By then she had long known what I was. For the first few years she thought I worked for companies with security problems. Stolen industrial secrets, patents, worker theft. I let her think that I and my colleagues went to a company and covertly observed a warehouse or laboratory orretail floor, then exposed all the cheats and criminals.

But I wasn’t to be found anywhere near corporate or industrial sites, then or ever. Rather, my work was entirely personal. I was always assigned to an individual, someone I didn’t know or care the first stitch for on a given day but who in a matter of weeks could be as bound up with me as a brother or sister or wife.

I lied to Lelia. For as long as I could I lied. I will speak the evidence now. My father, a Confucian of high order, would commend me for finally honoring that which is wholly evident. For him, all of life was a rigid matter of family. I know all about that fine and terrible ordering, how it variously casts you as the golden child, the slave-son or -daughter, the venerable father, the long-dead god. But I know, too, of the basic comfort in this familial precision, where the relation abides no argument, no questions or quarrels. The truth, finally, is who can tell it.

And yet you may know me. I am an amiable man. I can be most personable, if not charming, and whatever I possess in this life is more or less the result of a talent I have for making you feel good about yourself when you are with me. In this sense I am not a seducer. I am hardly seen. I won’t speak untruths to you, I won’t pass easy compliments or odious offerings of flattery. I make do with on-hand materials, what I can chip out of you, your natural ore. Then I fuel the fire of your most secret vanity.

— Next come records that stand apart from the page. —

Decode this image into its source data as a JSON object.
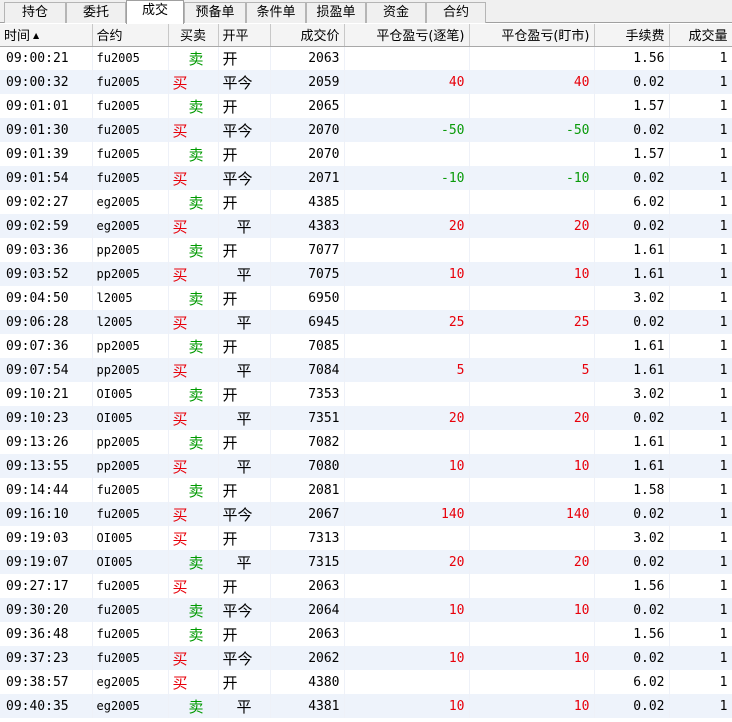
{
  "tabs": [
    {
      "label": "持仓",
      "active": false
    },
    {
      "label": "委托",
      "active": false
    },
    {
      "label": "成交",
      "active": true
    },
    {
      "label": "预备单",
      "active": false
    },
    {
      "label": "条件单",
      "active": false
    },
    {
      "label": "损盈单",
      "active": false
    },
    {
      "label": "资金",
      "active": false
    },
    {
      "label": "合约",
      "active": false
    }
  ],
  "columns": {
    "time": "时间",
    "sort_arrow": "▲",
    "contract": "合约",
    "side": "买卖",
    "open_close": "开平",
    "price": "成交价",
    "pnl_trade": "平仓盈亏(逐笔)",
    "pnl_mark": "平仓盈亏(盯市)",
    "fee": "手续费",
    "qty": "成交量"
  },
  "colors": {
    "buy": "#e8000a",
    "sell": "#009a00",
    "row_alt": "#eef3fb"
  },
  "trades": [
    {
      "time": "09:00:21",
      "contract": "fu2005",
      "side": "卖",
      "oc": "开",
      "price": "2063",
      "pnl_trade": "",
      "pnl_mark": "",
      "fee": "1.56",
      "qty": "1"
    },
    {
      "time": "09:00:32",
      "contract": "fu2005",
      "side": "买",
      "oc": "平今",
      "price": "2059",
      "pnl_trade": "40",
      "pnl_mark": "40",
      "fee": "0.02",
      "qty": "1"
    },
    {
      "time": "09:01:01",
      "contract": "fu2005",
      "side": "卖",
      "oc": "开",
      "price": "2065",
      "pnl_trade": "",
      "pnl_mark": "",
      "fee": "1.57",
      "qty": "1"
    },
    {
      "time": "09:01:30",
      "contract": "fu2005",
      "side": "买",
      "oc": "平今",
      "price": "2070",
      "pnl_trade": "-50",
      "pnl_mark": "-50",
      "fee": "0.02",
      "qty": "1"
    },
    {
      "time": "09:01:39",
      "contract": "fu2005",
      "side": "卖",
      "oc": "开",
      "price": "2070",
      "pnl_trade": "",
      "pnl_mark": "",
      "fee": "1.57",
      "qty": "1"
    },
    {
      "time": "09:01:54",
      "contract": "fu2005",
      "side": "买",
      "oc": "平今",
      "price": "2071",
      "pnl_trade": "-10",
      "pnl_mark": "-10",
      "fee": "0.02",
      "qty": "1"
    },
    {
      "time": "09:02:27",
      "contract": "eg2005",
      "side": "卖",
      "oc": "开",
      "price": "4385",
      "pnl_trade": "",
      "pnl_mark": "",
      "fee": "6.02",
      "qty": "1"
    },
    {
      "time": "09:02:59",
      "contract": "eg2005",
      "side": "买",
      "oc": "平",
      "price": "4383",
      "pnl_trade": "20",
      "pnl_mark": "20",
      "fee": "0.02",
      "qty": "1"
    },
    {
      "time": "09:03:36",
      "contract": "pp2005",
      "side": "卖",
      "oc": "开",
      "price": "7077",
      "pnl_trade": "",
      "pnl_mark": "",
      "fee": "1.61",
      "qty": "1"
    },
    {
      "time": "09:03:52",
      "contract": "pp2005",
      "side": "买",
      "oc": "平",
      "price": "7075",
      "pnl_trade": "10",
      "pnl_mark": "10",
      "fee": "1.61",
      "qty": "1"
    },
    {
      "time": "09:04:50",
      "contract": "l2005",
      "side": "卖",
      "oc": "开",
      "price": "6950",
      "pnl_trade": "",
      "pnl_mark": "",
      "fee": "3.02",
      "qty": "1"
    },
    {
      "time": "09:06:28",
      "contract": "l2005",
      "side": "买",
      "oc": "平",
      "price": "6945",
      "pnl_trade": "25",
      "pnl_mark": "25",
      "fee": "0.02",
      "qty": "1"
    },
    {
      "time": "09:07:36",
      "contract": "pp2005",
      "side": "卖",
      "oc": "开",
      "price": "7085",
      "pnl_trade": "",
      "pnl_mark": "",
      "fee": "1.61",
      "qty": "1"
    },
    {
      "time": "09:07:54",
      "contract": "pp2005",
      "side": "买",
      "oc": "平",
      "price": "7084",
      "pnl_trade": "5",
      "pnl_mark": "5",
      "fee": "1.61",
      "qty": "1"
    },
    {
      "time": "09:10:21",
      "contract": "OI005",
      "side": "卖",
      "oc": "开",
      "price": "7353",
      "pnl_trade": "",
      "pnl_mark": "",
      "fee": "3.02",
      "qty": "1"
    },
    {
      "time": "09:10:23",
      "contract": "OI005",
      "side": "买",
      "oc": "平",
      "price": "7351",
      "pnl_trade": "20",
      "pnl_mark": "20",
      "fee": "0.02",
      "qty": "1"
    },
    {
      "time": "09:13:26",
      "contract": "pp2005",
      "side": "卖",
      "oc": "开",
      "price": "7082",
      "pnl_trade": "",
      "pnl_mark": "",
      "fee": "1.61",
      "qty": "1"
    },
    {
      "time": "09:13:55",
      "contract": "pp2005",
      "side": "买",
      "oc": "平",
      "price": "7080",
      "pnl_trade": "10",
      "pnl_mark": "10",
      "fee": "1.61",
      "qty": "1"
    },
    {
      "time": "09:14:44",
      "contract": "fu2005",
      "side": "卖",
      "oc": "开",
      "price": "2081",
      "pnl_trade": "",
      "pnl_mark": "",
      "fee": "1.58",
      "qty": "1"
    },
    {
      "time": "09:16:10",
      "contract": "fu2005",
      "side": "买",
      "oc": "平今",
      "price": "2067",
      "pnl_trade": "140",
      "pnl_mark": "140",
      "fee": "0.02",
      "qty": "1"
    },
    {
      "time": "09:19:03",
      "contract": "OI005",
      "side": "买",
      "oc": "开",
      "price": "7313",
      "pnl_trade": "",
      "pnl_mark": "",
      "fee": "3.02",
      "qty": "1"
    },
    {
      "time": "09:19:07",
      "contract": "OI005",
      "side": "卖",
      "oc": "平",
      "price": "7315",
      "pnl_trade": "20",
      "pnl_mark": "20",
      "fee": "0.02",
      "qty": "1"
    },
    {
      "time": "09:27:17",
      "contract": "fu2005",
      "side": "买",
      "oc": "开",
      "price": "2063",
      "pnl_trade": "",
      "pnl_mark": "",
      "fee": "1.56",
      "qty": "1"
    },
    {
      "time": "09:30:20",
      "contract": "fu2005",
      "side": "卖",
      "oc": "平今",
      "price": "2064",
      "pnl_trade": "10",
      "pnl_mark": "10",
      "fee": "0.02",
      "qty": "1"
    },
    {
      "time": "09:36:48",
      "contract": "fu2005",
      "side": "卖",
      "oc": "开",
      "price": "2063",
      "pnl_trade": "",
      "pnl_mark": "",
      "fee": "1.56",
      "qty": "1"
    },
    {
      "time": "09:37:23",
      "contract": "fu2005",
      "side": "买",
      "oc": "平今",
      "price": "2062",
      "pnl_trade": "10",
      "pnl_mark": "10",
      "fee": "0.02",
      "qty": "1"
    },
    {
      "time": "09:38:57",
      "contract": "eg2005",
      "side": "买",
      "oc": "开",
      "price": "4380",
      "pnl_trade": "",
      "pnl_mark": "",
      "fee": "6.02",
      "qty": "1"
    },
    {
      "time": "09:40:35",
      "contract": "eg2005",
      "side": "卖",
      "oc": "平",
      "price": "4381",
      "pnl_trade": "10",
      "pnl_mark": "10",
      "fee": "0.02",
      "qty": "1"
    }
  ]
}
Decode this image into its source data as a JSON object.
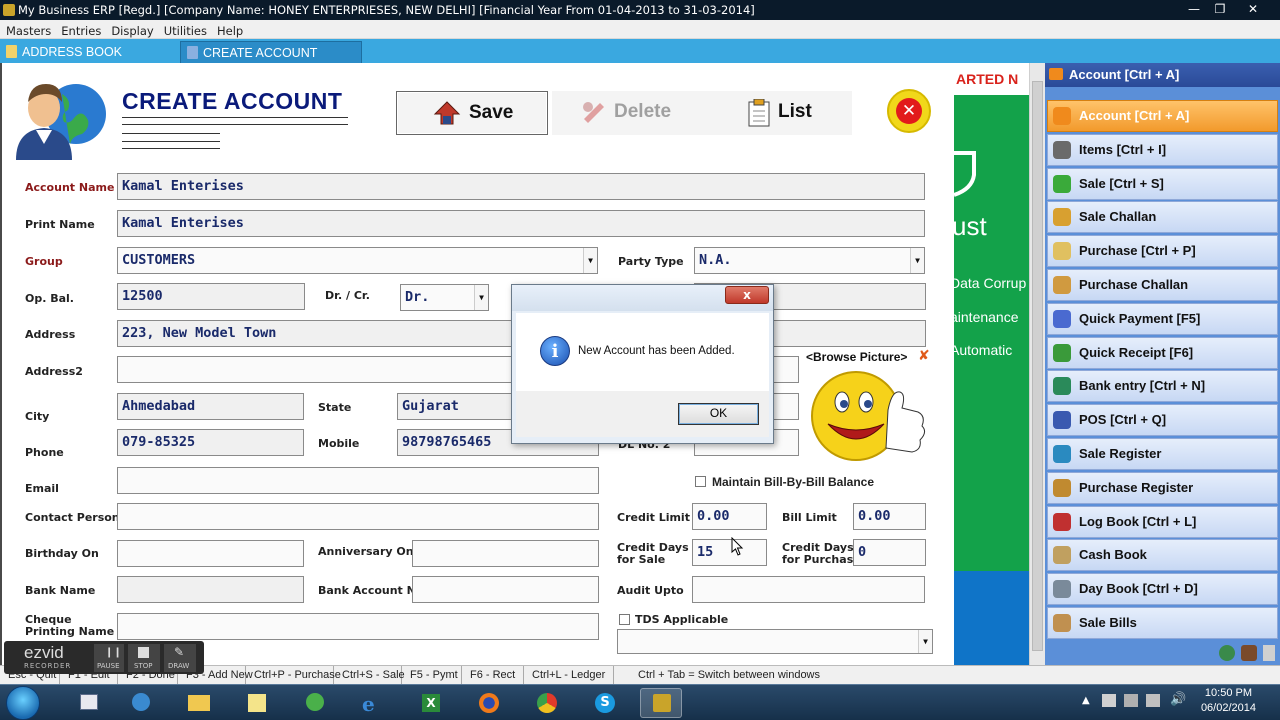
{
  "window": {
    "title": "My Business ERP [Regd.] [Company Name: HONEY ENTERPRIESES, NEW DELHI] [Financial Year From 01-04-2013 to 31-03-2014]"
  },
  "menu": [
    "Masters",
    "Entries",
    "Display",
    "Utilities",
    "Help"
  ],
  "tabs": [
    {
      "label": "ADDRESS BOOK",
      "active": false
    },
    {
      "label": "CREATE ACCOUNT",
      "active": true
    }
  ],
  "form": {
    "heading": "CREATE ACCOUNT",
    "toolbar": {
      "save": "Save",
      "delete": "Delete",
      "list": "List"
    },
    "labels": {
      "account_name": "Account Name",
      "print_name": "Print Name",
      "group": "Group",
      "party_type": "Party Type",
      "op_bal": "Op. Bal.",
      "dr_cr": "Dr. / Cr.",
      "address": "Address",
      "address2": "Address2",
      "city": "City",
      "state": "State",
      "phone": "Phone",
      "mobile": "Mobile",
      "email": "Email",
      "contact_person": "Contact Person",
      "birthday_on": "Birthday On",
      "anniversary_on": "Anniversary On",
      "bank_name": "Bank Name",
      "bank_account_no": "Bank Account No.",
      "cheque_printing_name_1": "Cheque",
      "cheque_printing_name_2": "Printing Name",
      "credit_limit": "Credit Limit",
      "bill_limit": "Bill Limit",
      "credit_days_sale_1": "Credit Days",
      "credit_days_sale_2": "for Sale",
      "credit_days_purchase_1": "Credit Days",
      "credit_days_purchase_2": "for Purchase",
      "audit_upto": "Audit Upto",
      "dl_no_2": "DL No. 2",
      "maintain_bill_by_bill": "Maintain Bill-By-Bill Balance",
      "tds_applicable": "TDS Applicable",
      "browse_picture": "<Browse Picture>"
    },
    "values": {
      "account_name": "Kamal Enterises",
      "print_name": "Kamal Enterises",
      "group": "CUSTOMERS",
      "party_type": "N.A.",
      "op_bal": "12500",
      "dr_cr": "Dr.",
      "address": "223, New Model Town",
      "address2": "",
      "city": "Ahmedabad",
      "state": "Gujarat",
      "phone": "079-85325",
      "mobile": "98798765465",
      "email": "",
      "contact_person": "",
      "birthday_on": "",
      "anniversary_on": "",
      "bank_name": "",
      "bank_account_no": "",
      "cheque_printing_name": "",
      "credit_limit": "0.00",
      "bill_limit": "0.00",
      "credit_days_sale": "15",
      "credit_days_purchase": "0",
      "audit_upto": ""
    }
  },
  "background_window": {
    "banner_text": "ARTED N",
    "lines": [
      "ust",
      "Data Corrup",
      "aintenance",
      "Automatic"
    ]
  },
  "sidebar": {
    "header": "Account [Ctrl + A]",
    "items": [
      {
        "label": "Account [Ctrl + A]",
        "active": true,
        "color": "#f08a1c"
      },
      {
        "label": "Items [Ctrl + I]",
        "color": "#6a6a6a"
      },
      {
        "label": "Sale [Ctrl + S]",
        "color": "#3aaa3a"
      },
      {
        "label": "Sale Challan",
        "color": "#d8a030"
      },
      {
        "label": "Purchase [Ctrl + P]",
        "color": "#e0c060"
      },
      {
        "label": "Purchase Challan",
        "color": "#d09a40"
      },
      {
        "label": "Quick Payment [F5]",
        "color": "#4a6ad0"
      },
      {
        "label": "Quick Receipt [F6]",
        "color": "#3a9a3a"
      },
      {
        "label": "Bank entry [Ctrl + N]",
        "color": "#2a8a5a"
      },
      {
        "label": "POS [Ctrl + Q]",
        "color": "#3a5ab0"
      },
      {
        "label": "Sale Register",
        "color": "#2a8ac0"
      },
      {
        "label": "Purchase Register",
        "color": "#c08a30"
      },
      {
        "label": "Log Book [Ctrl + L]",
        "color": "#c03030"
      },
      {
        "label": "Cash Book",
        "color": "#c0a060"
      },
      {
        "label": "Day Book [Ctrl + D]",
        "color": "#7a8a9a"
      },
      {
        "label": "Sale Bills",
        "color": "#c09050"
      }
    ]
  },
  "statusbar": [
    "Esc - Quit",
    "F1 - Edit",
    "F2 - Done",
    "F3 - Add New",
    "Ctrl+P - Purchase",
    "Ctrl+S - Sale",
    "F5 - Pymt",
    "F6 - Rect",
    "Ctrl+L - Ledger",
    "Ctrl + Tab = Switch between windows"
  ],
  "dialog": {
    "message": "New Account has been Added.",
    "ok": "OK",
    "close": "x"
  },
  "ezvid": {
    "brand": "ezvid",
    "sub": "RECORDER",
    "pause": "PAUSE",
    "stop": "STOP",
    "draw": "DRAW"
  },
  "taskbar": {
    "time": "10:50 PM",
    "date": "06/02/2014"
  },
  "colors": {
    "tab_bar": "#3aa8e0",
    "sidebar": "#5b8fd8",
    "sidebar_active": "#f08a1c",
    "heading": "#0a1a7a",
    "field_text": "#1a2a6a"
  }
}
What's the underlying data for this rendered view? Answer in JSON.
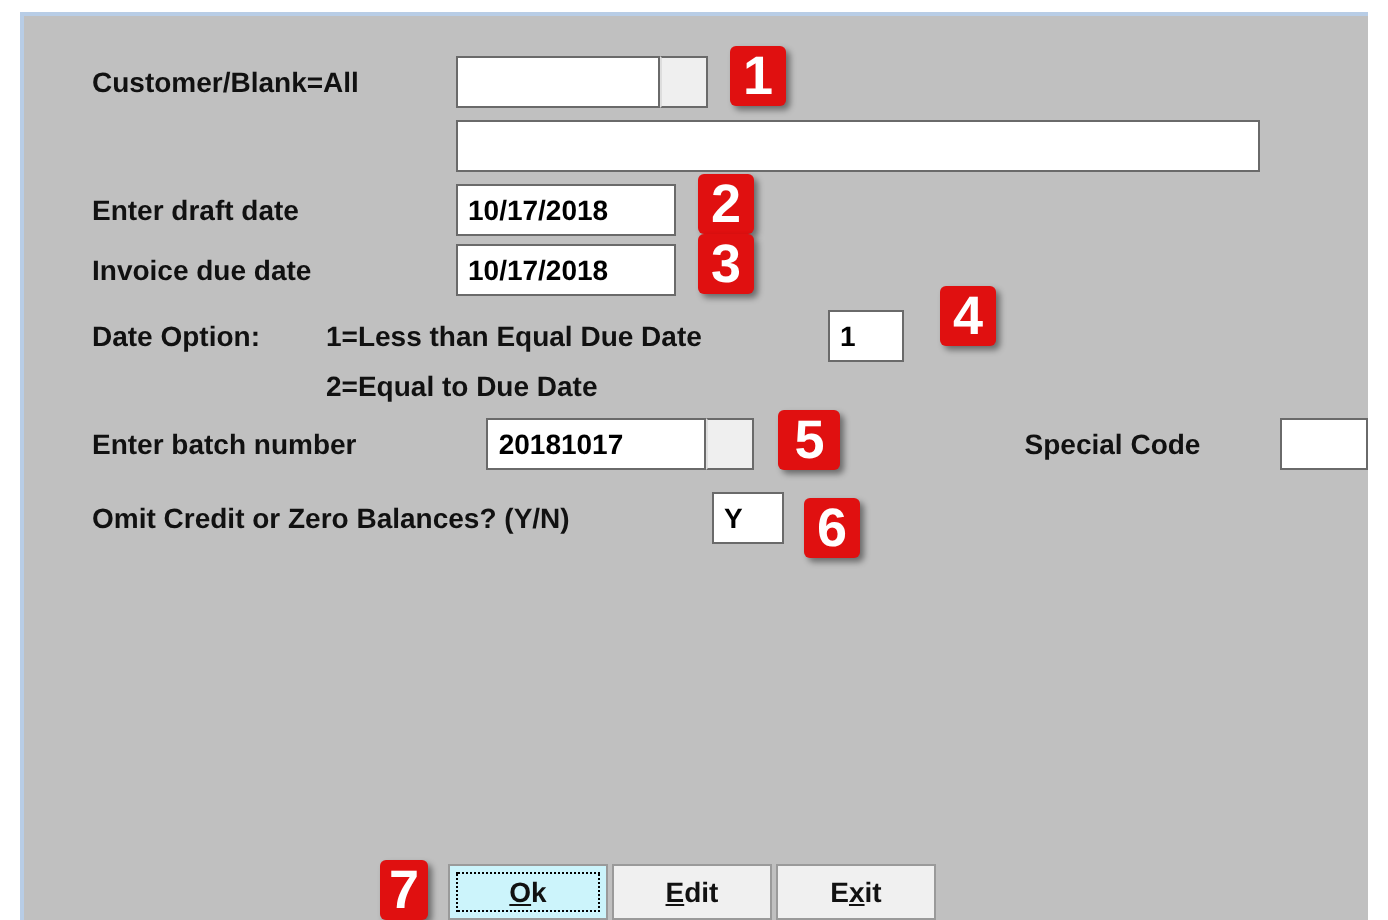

Awards

  • WINNER
    ALA Notable Book
  • WINNER
    Granta Award
  • WINNER
    QPB New Visions Award
  • WINNER
    PEN/Hemingway Award for Best First Novel
  • WINNER
    Oregon Book Award
  • WINNER
    Barnes and Noble Discover Great New Writers Award
  • WINNER
    American Book Award

Author

© Michelle Branca Lee

Chang-rae Lee is the author of Native Speaker, winner of the Hemingway Foundation/PEN Award for first fiction, as well as My Year Abroad, On Such a Full Sea, A Gesture LifeAloft, and The Surrendered, winner of the Dayton Peace Prize and a finalist for the Pulitzer Prize. A 2021 winner of the Award of Merit for the Novel from the American Academy of Arts and Letters, Chang-rae Lee teaches writing at Stanford University.

View titles by Chang-rae Lee